* _To do_: Examine each line of the data. Copy the line if it includes the word "this".

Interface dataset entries
- Opening Delimiter -

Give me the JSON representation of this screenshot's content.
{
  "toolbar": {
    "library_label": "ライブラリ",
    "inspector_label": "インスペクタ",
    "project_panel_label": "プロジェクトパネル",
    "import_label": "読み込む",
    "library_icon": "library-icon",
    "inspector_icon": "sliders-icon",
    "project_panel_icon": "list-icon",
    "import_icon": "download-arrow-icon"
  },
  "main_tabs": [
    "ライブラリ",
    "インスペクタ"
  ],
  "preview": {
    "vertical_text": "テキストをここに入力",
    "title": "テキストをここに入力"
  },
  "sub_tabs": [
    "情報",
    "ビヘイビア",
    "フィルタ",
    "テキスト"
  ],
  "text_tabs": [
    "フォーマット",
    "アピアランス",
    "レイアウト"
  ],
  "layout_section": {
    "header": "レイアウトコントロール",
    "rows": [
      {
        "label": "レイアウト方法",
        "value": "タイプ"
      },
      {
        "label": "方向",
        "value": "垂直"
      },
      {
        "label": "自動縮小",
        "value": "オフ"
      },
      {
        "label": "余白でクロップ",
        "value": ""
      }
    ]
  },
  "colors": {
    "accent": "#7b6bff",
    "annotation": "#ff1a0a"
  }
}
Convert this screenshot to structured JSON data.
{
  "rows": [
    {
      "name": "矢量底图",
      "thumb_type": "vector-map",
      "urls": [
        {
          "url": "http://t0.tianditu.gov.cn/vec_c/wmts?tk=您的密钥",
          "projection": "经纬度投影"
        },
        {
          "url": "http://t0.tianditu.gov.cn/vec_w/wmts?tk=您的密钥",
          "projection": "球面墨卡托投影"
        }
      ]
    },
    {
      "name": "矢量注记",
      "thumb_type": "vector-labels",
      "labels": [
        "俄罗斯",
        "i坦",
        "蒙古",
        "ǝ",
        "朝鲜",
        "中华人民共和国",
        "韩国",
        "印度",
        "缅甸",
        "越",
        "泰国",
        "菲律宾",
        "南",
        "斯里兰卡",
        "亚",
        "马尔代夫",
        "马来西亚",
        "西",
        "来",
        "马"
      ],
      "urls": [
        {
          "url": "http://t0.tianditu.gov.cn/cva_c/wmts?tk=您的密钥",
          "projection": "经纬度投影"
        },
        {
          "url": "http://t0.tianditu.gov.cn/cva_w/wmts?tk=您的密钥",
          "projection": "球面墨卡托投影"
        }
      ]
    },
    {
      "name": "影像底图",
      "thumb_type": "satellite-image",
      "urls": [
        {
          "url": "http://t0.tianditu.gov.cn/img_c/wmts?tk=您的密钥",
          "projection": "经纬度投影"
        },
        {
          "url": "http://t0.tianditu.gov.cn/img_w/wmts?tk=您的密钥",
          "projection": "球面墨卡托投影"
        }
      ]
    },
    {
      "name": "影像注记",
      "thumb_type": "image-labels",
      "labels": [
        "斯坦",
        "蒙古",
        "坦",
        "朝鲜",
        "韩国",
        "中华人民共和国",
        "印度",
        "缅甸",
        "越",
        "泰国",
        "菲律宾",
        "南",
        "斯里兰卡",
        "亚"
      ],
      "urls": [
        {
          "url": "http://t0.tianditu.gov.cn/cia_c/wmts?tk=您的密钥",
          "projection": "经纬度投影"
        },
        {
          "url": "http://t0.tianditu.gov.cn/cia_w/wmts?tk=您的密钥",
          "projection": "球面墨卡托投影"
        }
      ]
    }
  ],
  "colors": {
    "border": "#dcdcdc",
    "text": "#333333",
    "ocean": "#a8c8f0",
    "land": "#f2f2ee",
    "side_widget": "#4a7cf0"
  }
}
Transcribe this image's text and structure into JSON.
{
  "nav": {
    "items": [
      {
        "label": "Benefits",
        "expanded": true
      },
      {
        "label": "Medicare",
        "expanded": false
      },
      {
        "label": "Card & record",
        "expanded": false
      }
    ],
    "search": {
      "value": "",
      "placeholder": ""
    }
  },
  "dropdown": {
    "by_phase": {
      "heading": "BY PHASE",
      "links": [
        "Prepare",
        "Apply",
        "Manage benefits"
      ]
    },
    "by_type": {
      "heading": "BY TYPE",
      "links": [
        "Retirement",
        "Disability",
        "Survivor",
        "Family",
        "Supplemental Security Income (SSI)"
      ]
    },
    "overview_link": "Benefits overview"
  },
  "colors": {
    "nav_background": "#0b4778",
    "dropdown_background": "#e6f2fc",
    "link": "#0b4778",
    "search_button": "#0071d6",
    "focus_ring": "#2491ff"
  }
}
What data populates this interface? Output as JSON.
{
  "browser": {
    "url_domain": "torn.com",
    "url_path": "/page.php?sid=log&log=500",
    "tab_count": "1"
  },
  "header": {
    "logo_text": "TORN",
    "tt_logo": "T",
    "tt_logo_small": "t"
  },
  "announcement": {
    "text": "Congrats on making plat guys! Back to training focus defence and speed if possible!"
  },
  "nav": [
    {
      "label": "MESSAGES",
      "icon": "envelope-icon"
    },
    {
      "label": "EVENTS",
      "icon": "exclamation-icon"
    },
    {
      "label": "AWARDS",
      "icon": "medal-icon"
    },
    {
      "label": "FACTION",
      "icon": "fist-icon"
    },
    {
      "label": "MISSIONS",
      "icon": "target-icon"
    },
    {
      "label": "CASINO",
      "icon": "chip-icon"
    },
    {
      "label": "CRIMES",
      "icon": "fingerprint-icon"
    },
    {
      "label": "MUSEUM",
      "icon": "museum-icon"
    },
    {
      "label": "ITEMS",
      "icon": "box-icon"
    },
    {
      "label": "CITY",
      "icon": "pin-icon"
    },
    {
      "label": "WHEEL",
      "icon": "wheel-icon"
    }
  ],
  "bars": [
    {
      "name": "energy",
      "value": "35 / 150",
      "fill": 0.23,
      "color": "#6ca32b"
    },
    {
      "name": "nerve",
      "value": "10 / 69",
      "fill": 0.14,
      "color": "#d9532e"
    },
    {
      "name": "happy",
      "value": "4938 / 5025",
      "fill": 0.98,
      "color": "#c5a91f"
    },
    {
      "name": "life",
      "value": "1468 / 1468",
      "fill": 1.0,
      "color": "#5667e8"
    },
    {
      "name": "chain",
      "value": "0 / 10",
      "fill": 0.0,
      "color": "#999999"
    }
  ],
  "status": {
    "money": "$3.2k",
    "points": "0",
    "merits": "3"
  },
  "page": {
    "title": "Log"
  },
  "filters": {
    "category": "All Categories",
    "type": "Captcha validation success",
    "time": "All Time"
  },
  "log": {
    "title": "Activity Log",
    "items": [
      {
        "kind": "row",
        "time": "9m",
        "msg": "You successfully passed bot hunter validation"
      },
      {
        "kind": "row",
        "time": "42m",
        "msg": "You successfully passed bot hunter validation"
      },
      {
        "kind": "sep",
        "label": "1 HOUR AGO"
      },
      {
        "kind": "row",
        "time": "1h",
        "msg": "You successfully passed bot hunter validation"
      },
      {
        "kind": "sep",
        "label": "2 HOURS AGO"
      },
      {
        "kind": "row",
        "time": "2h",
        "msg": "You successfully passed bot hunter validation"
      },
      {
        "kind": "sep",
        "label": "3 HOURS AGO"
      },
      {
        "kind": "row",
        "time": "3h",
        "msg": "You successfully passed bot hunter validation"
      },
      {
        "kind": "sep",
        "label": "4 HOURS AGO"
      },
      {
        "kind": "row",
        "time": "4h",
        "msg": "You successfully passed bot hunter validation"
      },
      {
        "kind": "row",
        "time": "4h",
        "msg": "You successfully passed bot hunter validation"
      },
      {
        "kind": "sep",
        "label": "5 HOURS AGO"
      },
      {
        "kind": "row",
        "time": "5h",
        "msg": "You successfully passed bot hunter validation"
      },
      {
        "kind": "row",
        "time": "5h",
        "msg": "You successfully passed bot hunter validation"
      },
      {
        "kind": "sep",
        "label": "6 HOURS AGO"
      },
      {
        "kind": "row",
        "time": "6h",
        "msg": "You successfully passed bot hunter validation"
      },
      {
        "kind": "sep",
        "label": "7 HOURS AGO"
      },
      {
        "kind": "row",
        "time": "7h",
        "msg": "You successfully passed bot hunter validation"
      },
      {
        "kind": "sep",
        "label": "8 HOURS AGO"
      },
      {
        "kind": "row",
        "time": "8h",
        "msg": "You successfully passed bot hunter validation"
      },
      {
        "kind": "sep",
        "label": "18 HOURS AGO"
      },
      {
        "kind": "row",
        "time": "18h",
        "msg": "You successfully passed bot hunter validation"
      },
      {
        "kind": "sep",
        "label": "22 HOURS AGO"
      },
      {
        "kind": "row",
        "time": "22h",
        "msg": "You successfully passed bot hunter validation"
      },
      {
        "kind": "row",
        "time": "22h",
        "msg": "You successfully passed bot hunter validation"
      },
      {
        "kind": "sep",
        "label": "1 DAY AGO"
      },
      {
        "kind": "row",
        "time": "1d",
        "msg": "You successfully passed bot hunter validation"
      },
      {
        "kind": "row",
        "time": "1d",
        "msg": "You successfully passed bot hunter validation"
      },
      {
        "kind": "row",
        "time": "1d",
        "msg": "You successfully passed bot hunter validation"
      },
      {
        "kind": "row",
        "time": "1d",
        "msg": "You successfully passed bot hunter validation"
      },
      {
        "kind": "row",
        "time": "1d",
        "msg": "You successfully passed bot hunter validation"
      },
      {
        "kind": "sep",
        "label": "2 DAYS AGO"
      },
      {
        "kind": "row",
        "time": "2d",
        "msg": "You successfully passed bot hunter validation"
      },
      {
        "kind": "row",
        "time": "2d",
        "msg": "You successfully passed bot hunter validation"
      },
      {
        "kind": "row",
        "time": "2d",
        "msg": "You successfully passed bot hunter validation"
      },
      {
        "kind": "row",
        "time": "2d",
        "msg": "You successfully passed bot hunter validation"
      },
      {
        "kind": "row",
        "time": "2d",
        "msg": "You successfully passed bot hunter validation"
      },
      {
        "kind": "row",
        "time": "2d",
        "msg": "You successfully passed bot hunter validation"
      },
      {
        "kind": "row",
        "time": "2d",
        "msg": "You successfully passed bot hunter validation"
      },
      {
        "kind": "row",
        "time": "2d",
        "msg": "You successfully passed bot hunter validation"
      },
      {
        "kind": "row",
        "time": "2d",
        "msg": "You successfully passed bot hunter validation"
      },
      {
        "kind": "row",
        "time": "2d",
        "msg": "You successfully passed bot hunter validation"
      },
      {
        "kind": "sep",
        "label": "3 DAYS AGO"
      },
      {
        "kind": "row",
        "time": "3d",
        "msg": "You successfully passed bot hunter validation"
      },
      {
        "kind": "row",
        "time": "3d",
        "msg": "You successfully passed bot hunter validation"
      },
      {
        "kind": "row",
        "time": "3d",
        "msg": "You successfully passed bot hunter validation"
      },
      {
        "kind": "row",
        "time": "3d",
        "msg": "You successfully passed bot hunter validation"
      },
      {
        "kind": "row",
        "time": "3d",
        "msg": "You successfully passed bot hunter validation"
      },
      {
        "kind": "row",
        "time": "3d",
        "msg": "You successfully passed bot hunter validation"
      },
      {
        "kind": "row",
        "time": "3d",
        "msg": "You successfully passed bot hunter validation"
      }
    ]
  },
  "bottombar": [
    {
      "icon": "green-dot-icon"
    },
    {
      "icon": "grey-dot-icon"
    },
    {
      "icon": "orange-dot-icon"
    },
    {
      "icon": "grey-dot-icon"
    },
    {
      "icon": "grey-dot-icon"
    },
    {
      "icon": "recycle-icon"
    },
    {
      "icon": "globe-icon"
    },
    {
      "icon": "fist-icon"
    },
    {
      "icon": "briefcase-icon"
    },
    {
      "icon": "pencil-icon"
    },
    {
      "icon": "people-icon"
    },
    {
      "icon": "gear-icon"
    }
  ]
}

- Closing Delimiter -

* _Reply to the exercise_:
Give me the JSON representation of this screenshot's content.
Convert this screenshot to structured JSON data.
Transcribe this image's text and structure into JSON.
What data populates this interface? Output as JSON.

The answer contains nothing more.